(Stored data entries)
************

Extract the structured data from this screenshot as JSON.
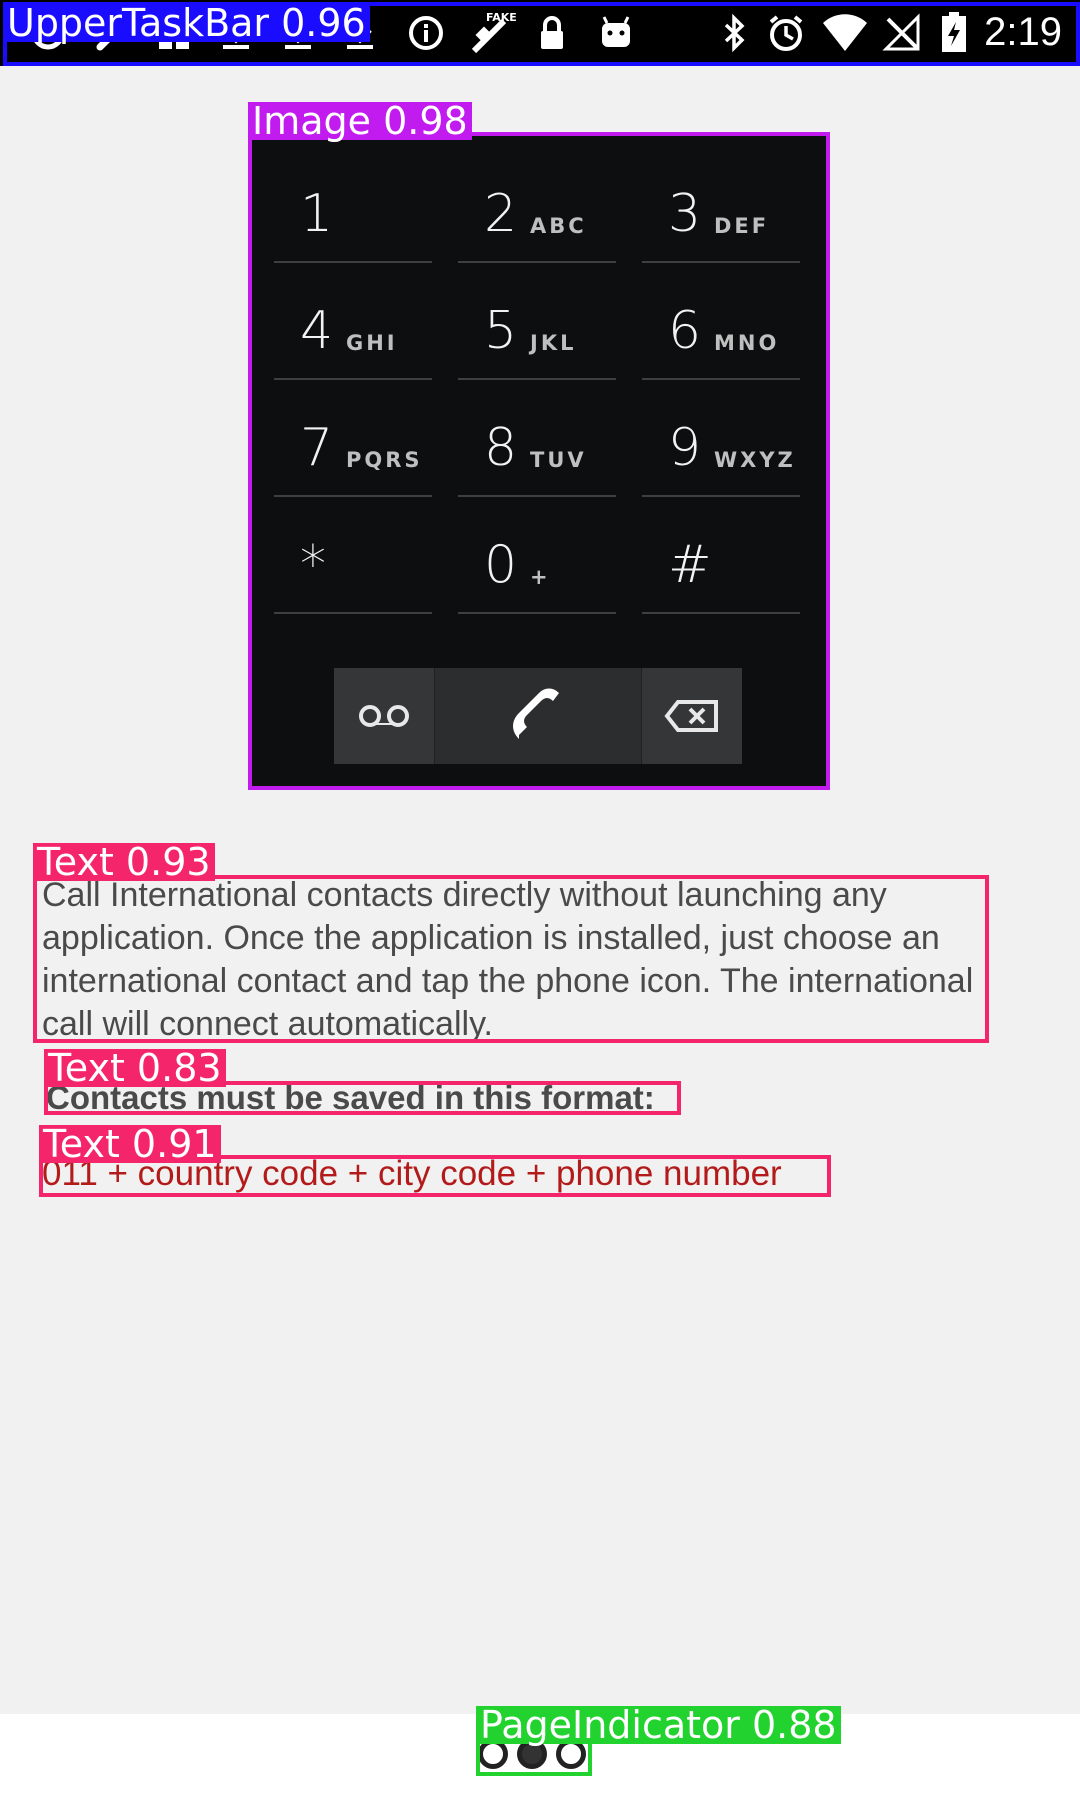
{
  "status_bar": {
    "left_icons": [
      "settings-icon",
      "wrench-icon",
      "gift-icon",
      "download-icon",
      "download-icon",
      "download-icon",
      "info-icon",
      "satellite-fake-gps-icon",
      "lock-icon",
      "android-icon"
    ],
    "right_icons": [
      "bluetooth-icon",
      "alarm-icon",
      "wifi-icon",
      "no-signal-icon",
      "battery-charging-icon"
    ],
    "fake_gps_badge": "FAKE",
    "time": "2:19"
  },
  "dialer": {
    "keys": [
      {
        "digit": "1",
        "letters": ""
      },
      {
        "digit": "2",
        "letters": "ABC"
      },
      {
        "digit": "3",
        "letters": "DEF"
      },
      {
        "digit": "4",
        "letters": "GHI"
      },
      {
        "digit": "5",
        "letters": "JKL"
      },
      {
        "digit": "6",
        "letters": "MNO"
      },
      {
        "digit": "7",
        "letters": "PQRS"
      },
      {
        "digit": "8",
        "letters": "TUV"
      },
      {
        "digit": "9",
        "letters": "WXYZ"
      },
      {
        "digit": "*",
        "letters": ""
      },
      {
        "digit": "0",
        "letters": "+"
      },
      {
        "digit": "#",
        "letters": ""
      }
    ],
    "actions": [
      "voicemail-icon",
      "phone-icon",
      "backspace-icon"
    ]
  },
  "content": {
    "description": "Call International contacts directly without launching any application. Once the application is installed, just choose an international contact and tap the phone icon. The international call will connect automatically.",
    "format_label": "Contacts must be saved in this format:",
    "format_value": "011 + country code + city code + phone number"
  },
  "page_indicator": {
    "count": 3,
    "active_index": 1
  },
  "detections": [
    {
      "label": "UpperTaskBar  0.96",
      "color": "#1a0dff"
    },
    {
      "label": "Image  0.98",
      "color": "#c21bf0"
    },
    {
      "label": "Text  0.93",
      "color": "#f5256b"
    },
    {
      "label": "Text  0.83",
      "color": "#f5256b"
    },
    {
      "label": "Text  0.91",
      "color": "#f5256b"
    },
    {
      "label": "PageIndicator  0.88",
      "color": "#22d22f"
    }
  ]
}
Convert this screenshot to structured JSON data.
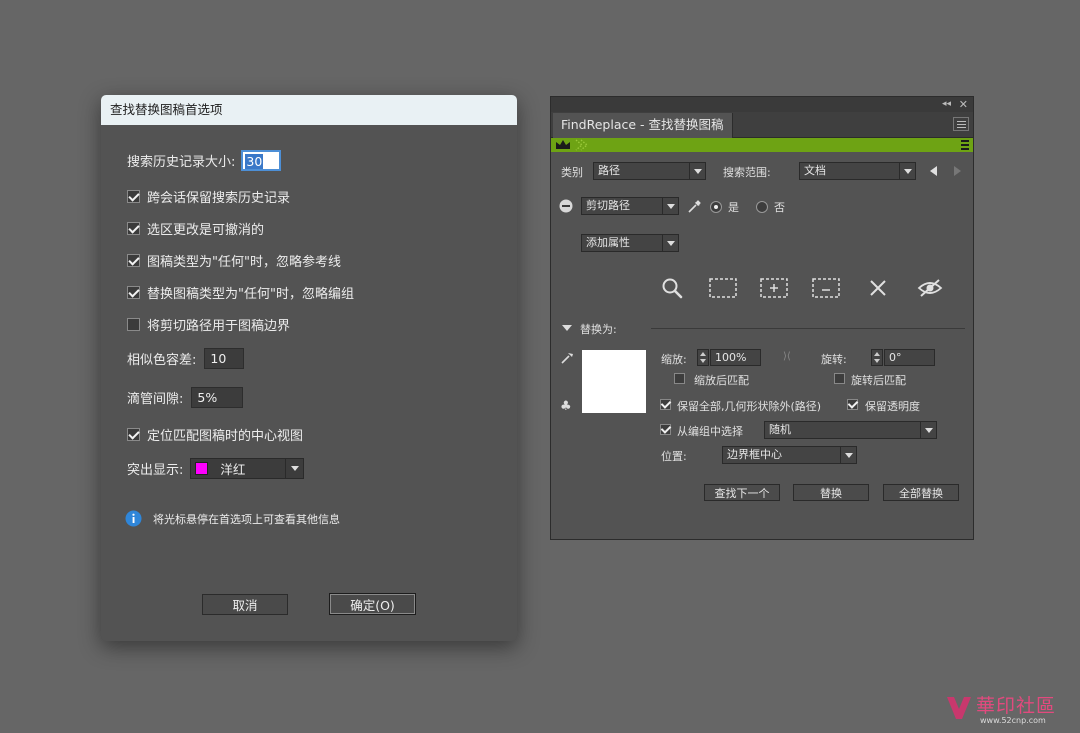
{
  "prefs_dialog": {
    "title": "查找替换图稿首选项",
    "history_size_label": "搜索历史记录大小:",
    "history_size_value": "30",
    "options": [
      {
        "label": "跨会话保留搜索历史记录",
        "checked": true
      },
      {
        "label": "选区更改是可撤消的",
        "checked": true
      },
      {
        "label": "图稿类型为\"任何\"时，忽略参考线",
        "checked": true
      },
      {
        "label": "替换图稿类型为\"任何\"时，忽略编组",
        "checked": true
      },
      {
        "label": "将剪切路径用于图稿边界",
        "checked": false
      }
    ],
    "color_tolerance_label": "相似色容差:",
    "color_tolerance_value": "10",
    "eyedropper_gap_label": "滴管间隙:",
    "eyedropper_gap_value": "5%",
    "center_view_label": "定位匹配图稿时的中心视图",
    "center_view_checked": true,
    "highlight_label": "突出显示:",
    "highlight_value": "洋红",
    "highlight_color": "#ff00ff",
    "info_text": "将光标悬停在首选项上可查看其他信息",
    "cancel_label": "取消",
    "ok_label": "确定(O)"
  },
  "findreplace_panel": {
    "tab_title": "FindReplace - 查找替换图稿",
    "accent_color": "#6ea314",
    "category_label": "类别",
    "category_value": "路径",
    "scope_label": "搜索范围:",
    "scope_value": "文档",
    "clip_path_value": "剪切路径",
    "yes_label": "是",
    "no_label": "否",
    "yes_selected": true,
    "add_attribute_value": "添加属性",
    "tool_icons": [
      "search-icon",
      "select-marquee-icon",
      "add-to-selection-icon",
      "subtract-from-selection-icon",
      "clear-icon",
      "hide-icon"
    ],
    "replace_with_label": "替换为:",
    "scale_label": "缩放:",
    "scale_value": "100%",
    "rotate_label": "旋转:",
    "rotate_value": "0°",
    "scale_after_match_label": "缩放后匹配",
    "rotate_after_match_label": "旋转后匹配",
    "keep_all_label": "保留全部,几何形状除外(路径)",
    "keep_all_checked": true,
    "keep_opacity_label": "保留透明度",
    "keep_opacity_checked": true,
    "from_group_label": "从编组中选择",
    "from_group_checked": true,
    "from_group_value": "随机",
    "position_label": "位置:",
    "position_value": "边界框中心",
    "find_next_label": "查找下一个",
    "replace_label": "替换",
    "replace_all_label": "全部替换"
  },
  "watermark": {
    "text": "華印社區",
    "url": "www.52cnp.com"
  }
}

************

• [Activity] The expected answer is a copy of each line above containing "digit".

• [Written solution]
        "digit": "1",
        "digit": "2",
        "digit": "3",
        "digit": "4",
        "digit": "5",
        "digit": "6",
        "digit": "7",
        "digit": "8",
        "digit": "9",
        "digit": "*",
        "digit": "0",
        "digit": "#",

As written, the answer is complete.